Problem: Type out the data again. Keep every line exactly the same.

Data to examine:
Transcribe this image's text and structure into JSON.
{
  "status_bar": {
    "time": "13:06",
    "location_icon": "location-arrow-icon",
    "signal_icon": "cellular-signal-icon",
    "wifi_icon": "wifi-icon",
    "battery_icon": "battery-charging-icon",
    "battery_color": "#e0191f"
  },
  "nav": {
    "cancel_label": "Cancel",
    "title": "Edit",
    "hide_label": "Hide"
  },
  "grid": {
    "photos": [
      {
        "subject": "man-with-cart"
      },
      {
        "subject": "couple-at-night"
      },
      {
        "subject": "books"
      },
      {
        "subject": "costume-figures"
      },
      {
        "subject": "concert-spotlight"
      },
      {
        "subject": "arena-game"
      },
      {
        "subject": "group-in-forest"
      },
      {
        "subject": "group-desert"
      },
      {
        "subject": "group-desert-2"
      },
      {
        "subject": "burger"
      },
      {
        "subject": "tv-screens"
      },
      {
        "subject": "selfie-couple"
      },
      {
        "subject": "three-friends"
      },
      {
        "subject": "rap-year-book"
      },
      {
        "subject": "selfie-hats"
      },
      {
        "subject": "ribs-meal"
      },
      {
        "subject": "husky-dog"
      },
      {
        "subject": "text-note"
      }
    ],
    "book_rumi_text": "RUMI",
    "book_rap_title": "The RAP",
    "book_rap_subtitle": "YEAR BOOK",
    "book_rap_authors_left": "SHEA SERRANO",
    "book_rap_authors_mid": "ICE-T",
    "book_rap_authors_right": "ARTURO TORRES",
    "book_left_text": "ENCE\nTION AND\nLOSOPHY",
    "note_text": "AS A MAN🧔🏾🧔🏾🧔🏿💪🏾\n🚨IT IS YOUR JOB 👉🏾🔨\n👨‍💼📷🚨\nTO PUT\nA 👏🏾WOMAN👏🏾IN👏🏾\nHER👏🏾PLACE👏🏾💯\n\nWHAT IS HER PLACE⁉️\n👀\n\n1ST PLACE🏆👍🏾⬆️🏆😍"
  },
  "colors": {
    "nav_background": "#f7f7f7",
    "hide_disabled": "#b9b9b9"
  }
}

Your response:
Transcribe this image's text and structure into JSON.
{
  "status_bar": {
    "time": "13:06",
    "location_icon": "location-arrow-icon",
    "signal_icon": "cellular-signal-icon",
    "wifi_icon": "wifi-icon",
    "battery_icon": "battery-charging-icon",
    "battery_color": "#e0191f"
  },
  "nav": {
    "cancel_label": "Cancel",
    "title": "Edit",
    "hide_label": "Hide"
  },
  "grid": {
    "photos": [
      {
        "subject": "man-with-cart"
      },
      {
        "subject": "couple-at-night"
      },
      {
        "subject": "books"
      },
      {
        "subject": "costume-figures"
      },
      {
        "subject": "concert-spotlight"
      },
      {
        "subject": "arena-game"
      },
      {
        "subject": "group-in-forest"
      },
      {
        "subject": "group-desert"
      },
      {
        "subject": "group-desert-2"
      },
      {
        "subject": "burger"
      },
      {
        "subject": "tv-screens"
      },
      {
        "subject": "selfie-couple"
      },
      {
        "subject": "three-friends"
      },
      {
        "subject": "rap-year-book"
      },
      {
        "subject": "selfie-hats"
      },
      {
        "subject": "ribs-meal"
      },
      {
        "subject": "husky-dog"
      },
      {
        "subject": "text-note"
      }
    ],
    "book_rumi_text": "RUMI",
    "book_rap_title": "The RAP",
    "book_rap_subtitle": "YEAR BOOK",
    "book_rap_authors_left": "SHEA SERRANO",
    "book_rap_authors_mid": "ICE-T",
    "book_rap_authors_right": "ARTURO TORRES",
    "book_left_text": "ENCE\nTION AND\nLOSOPHY",
    "note_text": "AS A MAN🧔🏾🧔🏾🧔🏿💪🏾\n🚨IT IS YOUR JOB 👉🏾🔨\n👨‍💼📷🚨\nTO PUT\nA 👏🏾WOMAN👏🏾IN👏🏾\nHER👏🏾PLACE👏🏾💯\n\nWHAT IS HER PLACE⁉️\n👀\n\n1ST PLACE🏆👍🏾⬆️🏆😍"
  },
  "colors": {
    "nav_background": "#f7f7f7",
    "hide_disabled": "#b9b9b9"
  }
}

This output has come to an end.